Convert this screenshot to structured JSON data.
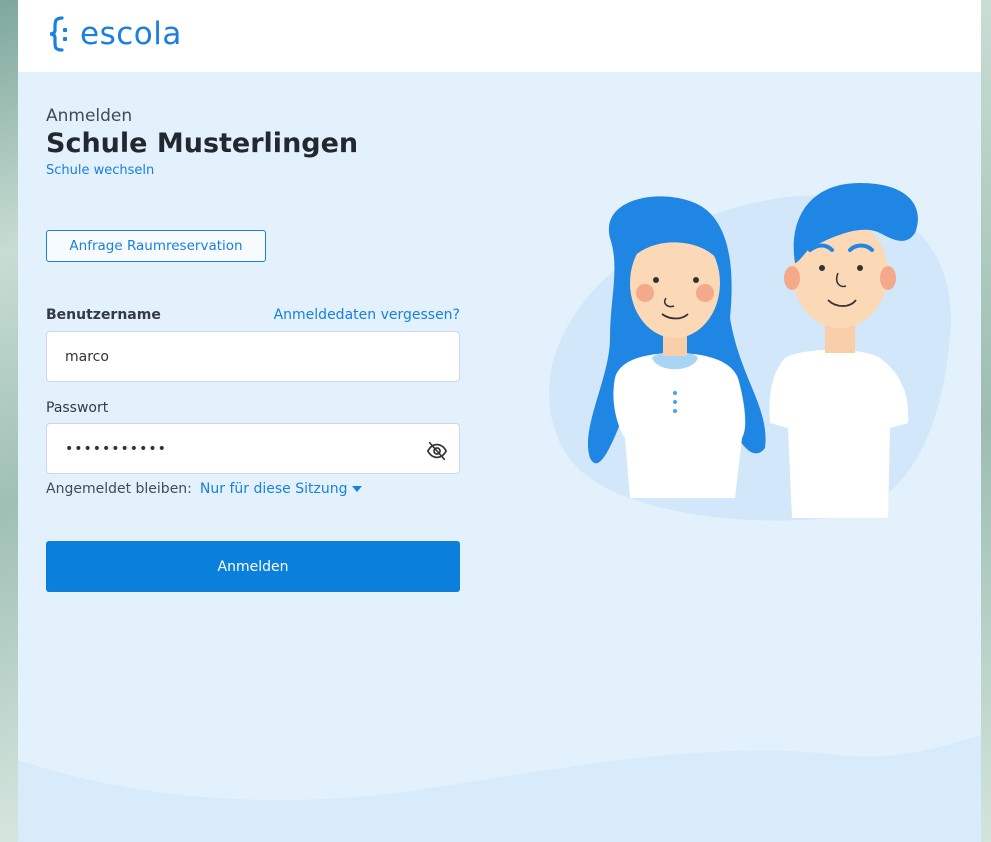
{
  "brand": {
    "name": "escola",
    "accent": "#1a7fe0",
    "icon": "escola-brace-logo-icon"
  },
  "login": {
    "kicker": "Anmelden",
    "school_name": "Schule Musterlingen",
    "switch_school": "Schule wechseln",
    "room_request_button": "Anfrage Raumreservation",
    "username_label": "Benutzername",
    "forgot_link": "Anmeldedaten vergessen?",
    "username_value": "marco",
    "password_label": "Passwort",
    "password_value": "•••••••••••",
    "password_toggle_icon": "eye-off-icon",
    "stay_label": "Angemeldet bleiben:",
    "stay_value": "Nur für diese Sitzung",
    "submit_label": "Anmelden"
  },
  "colors": {
    "background": "#e3f1fd",
    "button": "#0a7fdc",
    "topbar": "#ffffff"
  }
}
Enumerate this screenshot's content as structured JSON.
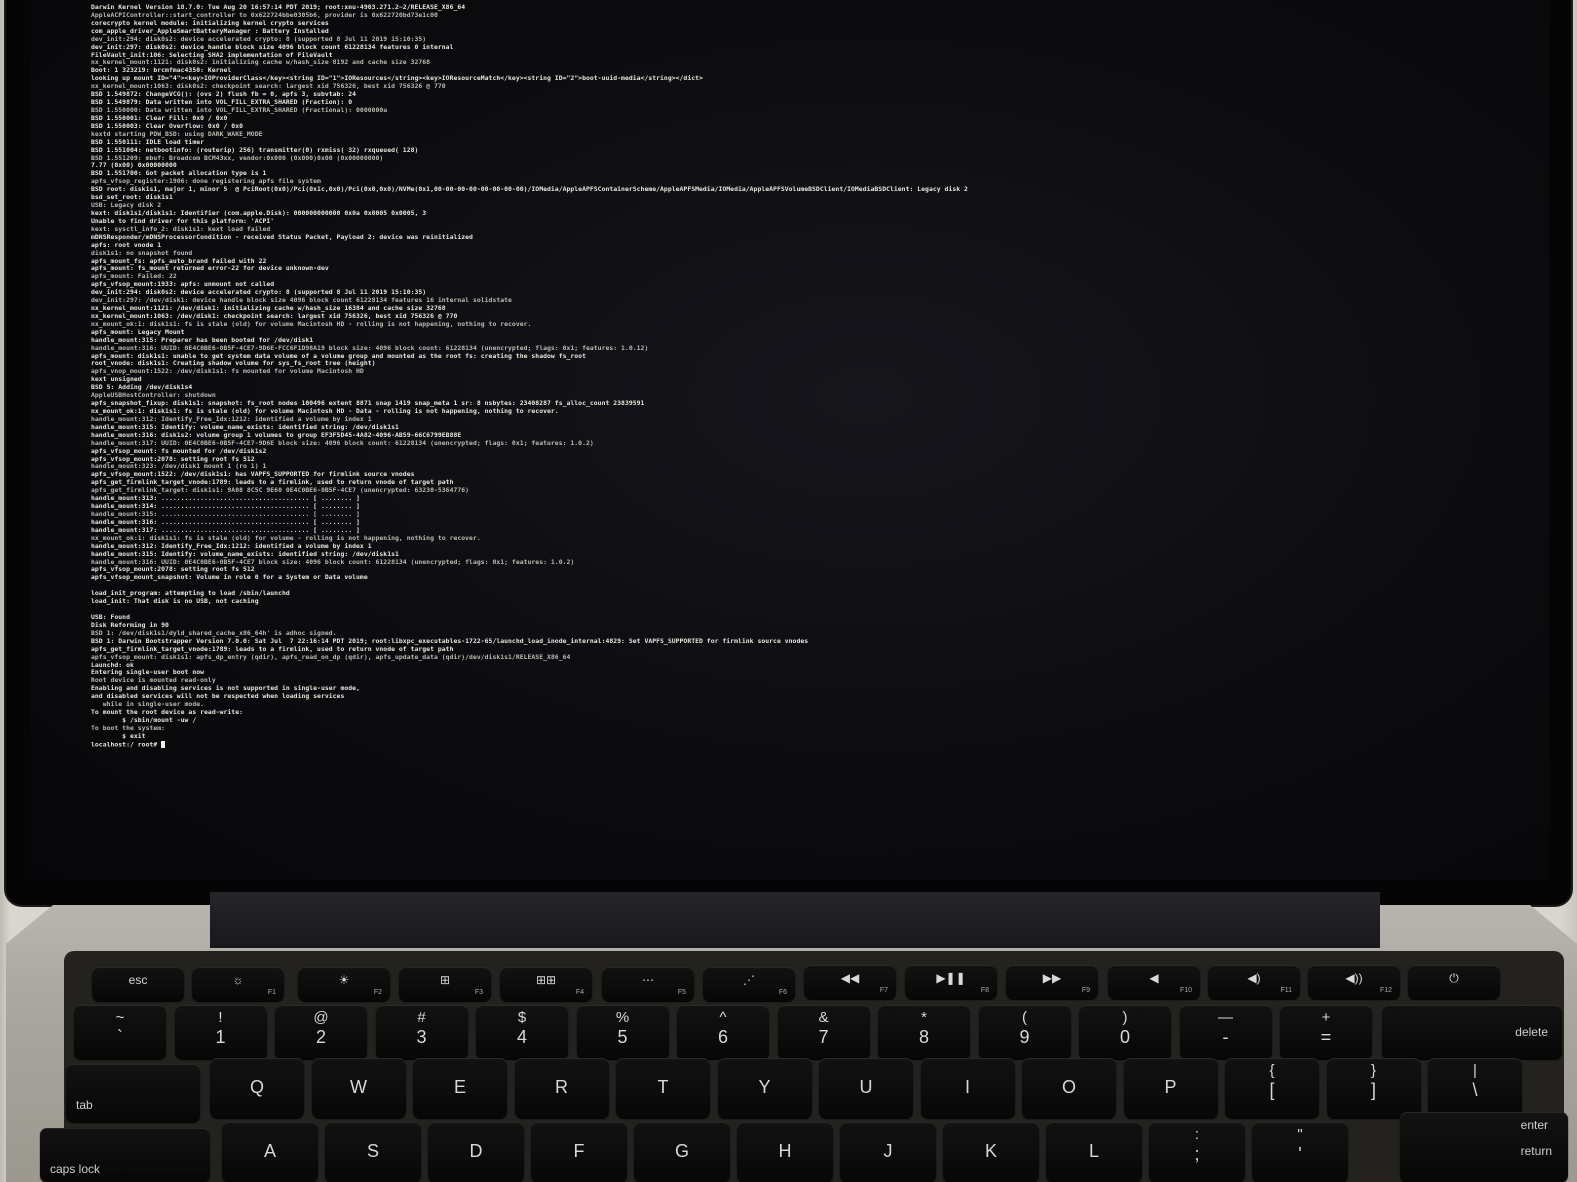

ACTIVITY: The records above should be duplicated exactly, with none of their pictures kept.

SOLUTION:
Convert this screenshot to structured JSON data.
{
  "brand": {
    "name": "escola",
    "accent": "#1a7fe0",
    "icon": "escola-brace-logo-icon"
  },
  "login": {
    "kicker": "Anmelden",
    "school_name": "Schule Musterlingen",
    "switch_school": "Schule wechseln",
    "room_request_button": "Anfrage Raumreservation",
    "username_label": "Benutzername",
    "forgot_link": "Anmeldedaten vergessen?",
    "username_value": "marco",
    "password_label": "Passwort",
    "password_value": "•••••••••••",
    "password_toggle_icon": "eye-off-icon",
    "stay_label": "Angemeldet bleiben:",
    "stay_value": "Nur für diese Sitzung",
    "submit_label": "Anmelden"
  },
  "colors": {
    "background": "#e3f1fd",
    "button": "#0a7fdc",
    "topbar": "#ffffff"
  }
}
Enumerate this screenshot's content as structured JSON.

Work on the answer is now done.